● Task to complete: Send back the listing, word for word.

● Given information:
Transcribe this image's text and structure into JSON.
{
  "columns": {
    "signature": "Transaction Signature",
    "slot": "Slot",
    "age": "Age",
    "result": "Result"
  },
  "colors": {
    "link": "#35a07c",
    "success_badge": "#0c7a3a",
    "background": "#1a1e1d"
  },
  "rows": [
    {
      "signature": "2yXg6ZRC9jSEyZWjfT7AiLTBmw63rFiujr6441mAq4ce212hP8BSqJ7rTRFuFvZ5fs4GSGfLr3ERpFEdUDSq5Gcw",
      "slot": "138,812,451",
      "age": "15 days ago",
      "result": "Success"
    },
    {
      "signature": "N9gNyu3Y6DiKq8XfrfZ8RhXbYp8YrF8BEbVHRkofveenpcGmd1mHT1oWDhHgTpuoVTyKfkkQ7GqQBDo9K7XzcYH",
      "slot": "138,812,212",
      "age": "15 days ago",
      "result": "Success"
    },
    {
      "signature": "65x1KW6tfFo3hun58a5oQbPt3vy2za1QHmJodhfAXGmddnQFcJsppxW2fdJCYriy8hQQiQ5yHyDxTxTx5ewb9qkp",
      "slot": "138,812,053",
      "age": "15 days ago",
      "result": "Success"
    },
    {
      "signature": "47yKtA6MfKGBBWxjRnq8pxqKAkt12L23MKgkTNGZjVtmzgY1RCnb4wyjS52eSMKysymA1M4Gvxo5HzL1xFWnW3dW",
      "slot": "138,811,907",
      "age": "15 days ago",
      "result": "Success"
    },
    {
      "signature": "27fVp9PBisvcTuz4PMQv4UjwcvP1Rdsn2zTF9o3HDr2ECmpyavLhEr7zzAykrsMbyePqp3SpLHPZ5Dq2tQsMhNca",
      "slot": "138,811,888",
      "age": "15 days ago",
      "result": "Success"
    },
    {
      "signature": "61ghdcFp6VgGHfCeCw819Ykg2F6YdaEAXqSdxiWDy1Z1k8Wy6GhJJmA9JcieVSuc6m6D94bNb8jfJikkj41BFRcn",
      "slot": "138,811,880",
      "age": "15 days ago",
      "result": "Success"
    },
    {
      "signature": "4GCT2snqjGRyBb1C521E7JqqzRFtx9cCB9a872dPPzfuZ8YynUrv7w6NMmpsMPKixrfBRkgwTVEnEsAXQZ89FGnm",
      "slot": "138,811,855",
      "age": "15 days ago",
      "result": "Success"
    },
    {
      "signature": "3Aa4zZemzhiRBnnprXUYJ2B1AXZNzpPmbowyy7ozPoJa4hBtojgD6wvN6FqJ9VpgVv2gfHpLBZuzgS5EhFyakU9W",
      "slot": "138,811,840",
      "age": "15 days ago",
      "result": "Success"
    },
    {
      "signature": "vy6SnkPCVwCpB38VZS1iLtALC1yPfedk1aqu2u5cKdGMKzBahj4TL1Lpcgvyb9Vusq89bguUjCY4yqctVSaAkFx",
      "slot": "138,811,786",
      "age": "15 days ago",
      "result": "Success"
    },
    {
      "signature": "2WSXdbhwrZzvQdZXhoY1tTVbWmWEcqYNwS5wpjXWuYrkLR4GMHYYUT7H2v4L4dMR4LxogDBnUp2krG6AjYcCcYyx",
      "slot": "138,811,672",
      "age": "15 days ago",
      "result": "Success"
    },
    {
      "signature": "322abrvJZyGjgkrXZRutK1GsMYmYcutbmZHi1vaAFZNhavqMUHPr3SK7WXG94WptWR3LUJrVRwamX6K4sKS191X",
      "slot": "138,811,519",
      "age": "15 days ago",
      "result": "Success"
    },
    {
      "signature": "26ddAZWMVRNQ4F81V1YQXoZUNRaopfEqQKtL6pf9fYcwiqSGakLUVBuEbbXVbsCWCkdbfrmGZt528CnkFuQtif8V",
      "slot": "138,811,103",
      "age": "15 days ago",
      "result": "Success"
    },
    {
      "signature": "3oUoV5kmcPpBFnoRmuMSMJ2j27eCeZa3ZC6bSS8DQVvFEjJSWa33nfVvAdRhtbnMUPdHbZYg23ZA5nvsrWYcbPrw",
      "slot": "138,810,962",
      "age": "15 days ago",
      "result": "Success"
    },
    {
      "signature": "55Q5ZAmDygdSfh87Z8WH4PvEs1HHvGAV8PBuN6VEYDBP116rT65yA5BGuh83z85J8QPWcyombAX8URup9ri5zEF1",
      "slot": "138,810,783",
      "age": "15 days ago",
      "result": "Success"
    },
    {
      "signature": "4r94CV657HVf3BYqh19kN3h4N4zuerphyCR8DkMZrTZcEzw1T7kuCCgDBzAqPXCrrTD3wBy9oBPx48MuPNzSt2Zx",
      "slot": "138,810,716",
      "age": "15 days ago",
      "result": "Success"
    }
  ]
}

● Answer to this exercise:
Transcribe this image's text and structure into JSON.
{
  "columns": {
    "signature": "Transaction Signature",
    "slot": "Slot",
    "age": "Age",
    "result": "Result"
  },
  "colors": {
    "link": "#35a07c",
    "success_badge": "#0c7a3a",
    "background": "#1a1e1d"
  },
  "rows": [
    {
      "signature": "2yXg6ZRC9jSEyZWjfT7AiLTBmw63rFiujr6441mAq4ce212hP8BSqJ7rTRFuFvZ5fs4GSGfLr3ERpFEdUDSq5Gcw",
      "slot": "138,812,451",
      "age": "15 days ago",
      "result": "Success"
    },
    {
      "signature": "N9gNyu3Y6DiKq8XfrfZ8RhXbYp8YrF8BEbVHRkofveenpcGmd1mHT1oWDhHgTpuoVTyKfkkQ7GqQBDo9K7XzcYH",
      "slot": "138,812,212",
      "age": "15 days ago",
      "result": "Success"
    },
    {
      "signature": "65x1KW6tfFo3hun58a5oQbPt3vy2za1QHmJodhfAXGmddnQFcJsppxW2fdJCYriy8hQQiQ5yHyDxTxTx5ewb9qkp",
      "slot": "138,812,053",
      "age": "15 days ago",
      "result": "Success"
    },
    {
      "signature": "47yKtA6MfKGBBWxjRnq8pxqKAkt12L23MKgkTNGZjVtmzgY1RCnb4wyjS52eSMKysymA1M4Gvxo5HzL1xFWnW3dW",
      "slot": "138,811,907",
      "age": "15 days ago",
      "result": "Success"
    },
    {
      "signature": "27fVp9PBisvcTuz4PMQv4UjwcvP1Rdsn2zTF9o3HDr2ECmpyavLhEr7zzAykrsMbyePqp3SpLHPZ5Dq2tQsMhNca",
      "slot": "138,811,888",
      "age": "15 days ago",
      "result": "Success"
    },
    {
      "signature": "61ghdcFp6VgGHfCeCw819Ykg2F6YdaEAXqSdxiWDy1Z1k8Wy6GhJJmA9JcieVSuc6m6D94bNb8jfJikkj41BFRcn",
      "slot": "138,811,880",
      "age": "15 days ago",
      "result": "Success"
    },
    {
      "signature": "4GCT2snqjGRyBb1C521E7JqqzRFtx9cCB9a872dPPzfuZ8YynUrv7w6NMmpsMPKixrfBRkgwTVEnEsAXQZ89FGnm",
      "slot": "138,811,855",
      "age": "15 days ago",
      "result": "Success"
    },
    {
      "signature": "3Aa4zZemzhiRBnnprXUYJ2B1AXZNzpPmbowyy7ozPoJa4hBtojgD6wvN6FqJ9VpgVv2gfHpLBZuzgS5EhFyakU9W",
      "slot": "138,811,840",
      "age": "15 days ago",
      "result": "Success"
    },
    {
      "signature": "vy6SnkPCVwCpB38VZS1iLtALC1yPfedk1aqu2u5cKdGMKzBahj4TL1Lpcgvyb9Vusq89bguUjCY4yqctVSaAkFx",
      "slot": "138,811,786",
      "age": "15 days ago",
      "result": "Success"
    },
    {
      "signature": "2WSXdbhwrZzvQdZXhoY1tTVbWmWEcqYNwS5wpjXWuYrkLR4GMHYYUT7H2v4L4dMR4LxogDBnUp2krG6AjYcCcYyx",
      "slot": "138,811,672",
      "age": "15 days ago",
      "result": "Success"
    },
    {
      "signature": "322abrvJZyGjgkrXZRutK1GsMYmYcutbmZHi1vaAFZNhavqMUHPr3SK7WXG94WptWR3LUJrVRwamX6K4sKS191X",
      "slot": "138,811,519",
      "age": "15 days ago",
      "result": "Success"
    },
    {
      "signature": "26ddAZWMVRNQ4F81V1YQXoZUNRaopfEqQKtL6pf9fYcwiqSGakLUVBuEbbXVbsCWCkdbfrmGZt528CnkFuQtif8V",
      "slot": "138,811,103",
      "age": "15 days ago",
      "result": "Success"
    },
    {
      "signature": "3oUoV5kmcPpBFnoRmuMSMJ2j27eCeZa3ZC6bSS8DQVvFEjJSWa33nfVvAdRhtbnMUPdHbZYg23ZA5nvsrWYcbPrw",
      "slot": "138,810,962",
      "age": "15 days ago",
      "result": "Success"
    },
    {
      "signature": "55Q5ZAmDygdSfh87Z8WH4PvEs1HHvGAV8PBuN6VEYDBP116rT65yA5BGuh83z85J8QPWcyombAX8URup9ri5zEF1",
      "slot": "138,810,783",
      "age": "15 days ago",
      "result": "Success"
    },
    {
      "signature": "4r94CV657HVf3BYqh19kN3h4N4zuerphyCR8DkMZrTZcEzw1T7kuCCgDBzAqPXCrrTD3wBy9oBPx48MuPNzSt2Zx",
      "slot": "138,810,716",
      "age": "15 days ago",
      "result": "Success"
    }
  ]
}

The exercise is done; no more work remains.